The U.S. Supreme Court ruled Tuesday that a key provision of the Voting Rights Act involving many southern states and several localities in northern states like Michigan was unconstitutional. The provision had previously required that these states obtain approval from the U.S. Justice Department to make election changes. The landmark decision has sent civil rights activists expressing outrage over the result, which many including President Barack Obama, has labeled a setback for blacks and their right to vote.
Yet, is that true? The reality is that the facts presented to the court have proven otherwise. It appears that the civil rights community seemed to exist in a perpetual time bubble. They kept decrying the sins of tragic injustices from a half century ago or more, yet offered no substantive proof that those same conditions existed in the present.
Chief Justice John Roberts appeared to agree. He concluded in writing for the majority that it was clear that 40 year old data used by Congress and relied upon by civil rights activists was not reflective of the nation and the progress made to date.

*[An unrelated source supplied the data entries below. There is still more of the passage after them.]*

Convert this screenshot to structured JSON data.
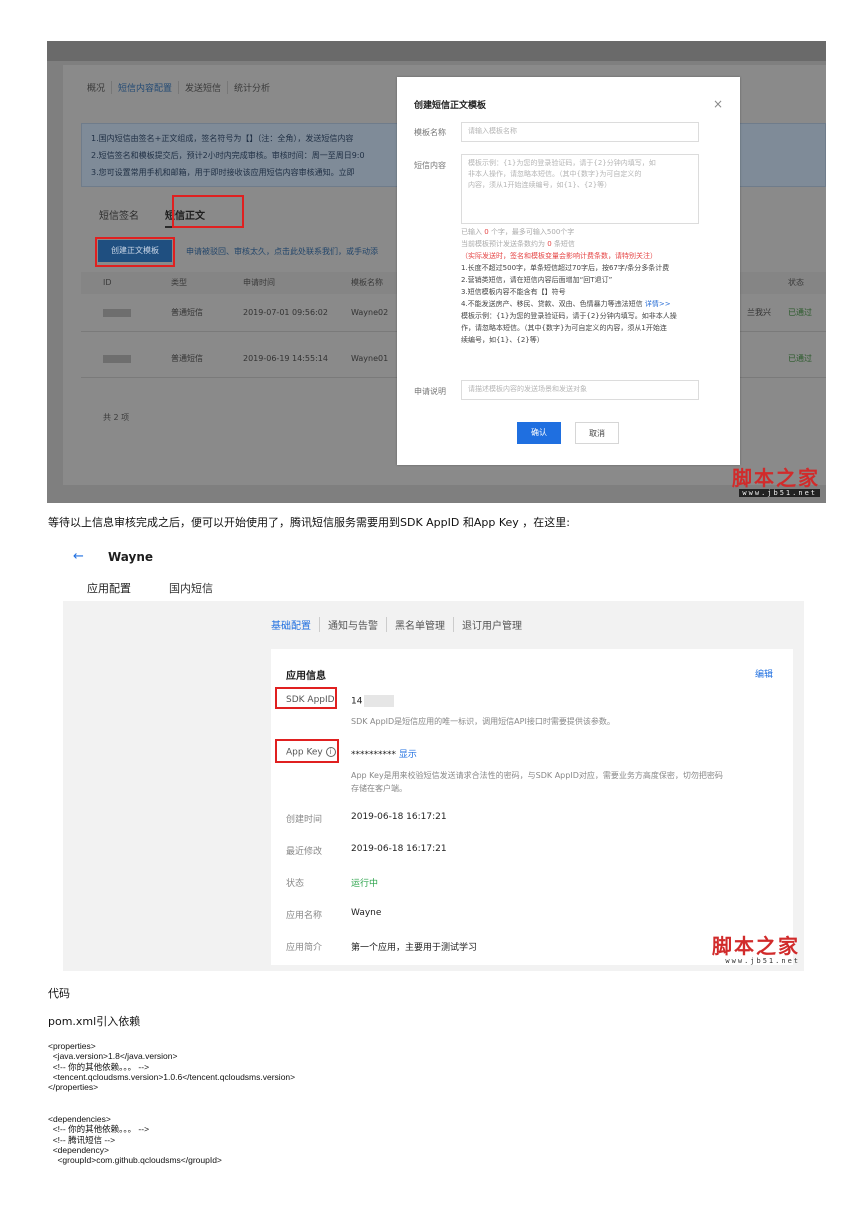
{
  "shot1": {
    "tabs": [
      "概况",
      "短信内容配置",
      "发送短信",
      "统计分析"
    ],
    "notice": [
      "1.国内短信由签名+正文组成，签名符号为【】（注：全角），发送短信内容",
      "2.短信签名和模板提交后，预计2小时内完成审核。审核时间：周一至周日9:0",
      "3.您可设置常用手机和邮箱，用于即时接收该应用短信内容审核通知。立即"
    ],
    "subtabs": [
      "短信签名",
      "短信正文"
    ],
    "create_button": "创建正文模板",
    "link_text": "申请被驳回、审核太久，点击此处联系我们，或手动添",
    "table_headers": [
      "ID",
      "类型",
      "申请时间",
      "模板名称",
      "状态"
    ],
    "rows": [
      {
        "type": "普通短信",
        "time": "2019-07-01 09:56:02",
        "name": "Wayne02",
        "extra": "兰我兴",
        "status": "已通过"
      },
      {
        "type": "普通短信",
        "time": "2019-06-19 14:55:14",
        "name": "Wayne01",
        "extra": "",
        "status": "已通过"
      }
    ],
    "total": "共 2 项"
  },
  "modal": {
    "title": "创建短信正文模板",
    "close": "×",
    "name_label": "模板名称",
    "name_placeholder": "请输入模板名称",
    "content_label": "短信内容",
    "content_placeholder": [
      "模板示例：{1}为您的登录验证码，请于{2}分钟内填写，如",
      "非本人操作，请忽略本短信。（其中{数字}为可自定义的",
      "内容，须从1开始连续编号，如{1}、{2}等）"
    ],
    "counter_prefix": "已输入",
    "counter_count": "0",
    "counter_suffix": "个字，最多可输入500个字",
    "estimate_prefix": "当前模板预计发送条数约为",
    "estimate_count": "0",
    "estimate_suffix": "条短信",
    "red_note": "（实际发送时，签名和模板变量会影响计费条数，请特别关注）",
    "rule1": "1.长度不超过500字，单条短信超过70字后，按67字/条分多条计费",
    "rule2": "2.营销类短信，请在短信内容后面增加“回T退订”",
    "rule3": "3.短信模板内容不能含有【】符号",
    "rule4": "4.不能发送房产、移民、贷款、双由、色情暴力等违法短信",
    "rule4_link": "详情>>",
    "example1": "模板示例：{1}为您的登录验证码，请于{2}分钟内填写。如非本人操",
    "example2": "作，请忽略本短信。（其中{数字}为可自定义的内容，须从1开始连",
    "example3": "续编号，如{1}、{2}等）",
    "reason_label": "申请说明",
    "reason_placeholder": "请描述模板内容的发送场景和发送对象",
    "ok": "确认",
    "cancel": "取消"
  },
  "watermark": {
    "main": "脚本之家",
    "sub": "www.jb51.net"
  },
  "paragraph1": "等待以上信息审核完成之后，便可以开始使用了，腾讯短信服务需要用到SDK AppID 和App Key ，在这里:",
  "shot2": {
    "back": "←",
    "app_name": "Wayne",
    "tabs": [
      "应用配置",
      "国内短信"
    ],
    "subnav": [
      "基础配置",
      "通知与告警",
      "黑名单管理",
      "退订用户管理"
    ],
    "card_title": "应用信息",
    "edit": "编辑",
    "sdk_label": "SDK AppID",
    "sdk_value": "14",
    "sdk_desc": "SDK AppID是短信应用的唯一标识，调用短信API接口时需要提供该参数。",
    "appkey_label": "App Key",
    "appkey_value": "**********",
    "appkey_show": "显示",
    "appkey_desc1": "App Key是用来校验短信发送请求合法性的密码，与SDK AppID对应，需要业务方高度保密，切勿把密码",
    "appkey_desc2": "存储在客户端。",
    "created_label": "创建时间",
    "created_value": "2019-06-18 16:17:21",
    "modified_label": "最近修改",
    "modified_value": "2019-06-18 16:17:21",
    "status_label": "状态",
    "status_value": "运行中",
    "appname_label": "应用名称",
    "appname_value": "Wayne",
    "intro_label": "应用简介",
    "intro_value": "第一个应用，主要用于测试学习"
  },
  "heading_code": "代码",
  "heading_pom": "pom.xml引入依赖",
  "code1": "<properties>\n  <java.version>1.8</java.version>\n  <!-- 你的其他依赖。。。 -->\n  <tencent.qcloudsms.version>1.0.6</tencent.qcloudsms.version>\n</properties>",
  "code2": "<dependencies>\n  <!-- 你的其他依赖。。。 -->\n  <!-- 腾讯短信 -->\n  <dependency>\n    <groupId>com.github.qcloudsms</groupId>",
  "colors": {
    "accent": "#1f6fe0",
    "highlight": "#e02020",
    "watermark": "#d12b2b",
    "ok_green": "#2aa34a"
  }
}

So instead of being cajoled into continuing to recognize the false narratives that liberals have been using as talking points to punish southern states and counties like Shelby County, Alabama, the court’s majority said enough is enough. There has been substantial progress toward equality and this law’s unconstitutional provision cannot be a license to punish a state or a locality into perpetuity.
This is the 21st century. The U.S. Supreme Court saw no evidence that the same states which bore the mark of racism in their practices regarding minority voting rights were still engaged in those practices. So should they continue to be marred with the title and legal penalty? Chief Justice Roberts, and Justices Anthony Kennedy, Antonin Scalia, Clarence Thomas and Samuel Alito decided that, absent proof, the law’s now unconstitutional provision has no legal legs to stand upon.
According to the Huffington Post, the President and Director-Counsel of the NAACP Legal Defense and Educational Fund decried the ruling as a step backwards for civil rights.
Really! If this were the case, then where was the supporting evidence that localities in Michigan, Alabama, Mississippi, Texas, South Carolina or in Shelby, Alabama, were still violating the voting rights of blacks?
The only answers that could be offered were declarations of what could happen, instead of proof of actual discrimination. What could happen is not a legitimate reason to continue to saddle voting districts with extremely costly voting compliance actions that are no longer necessary or needed.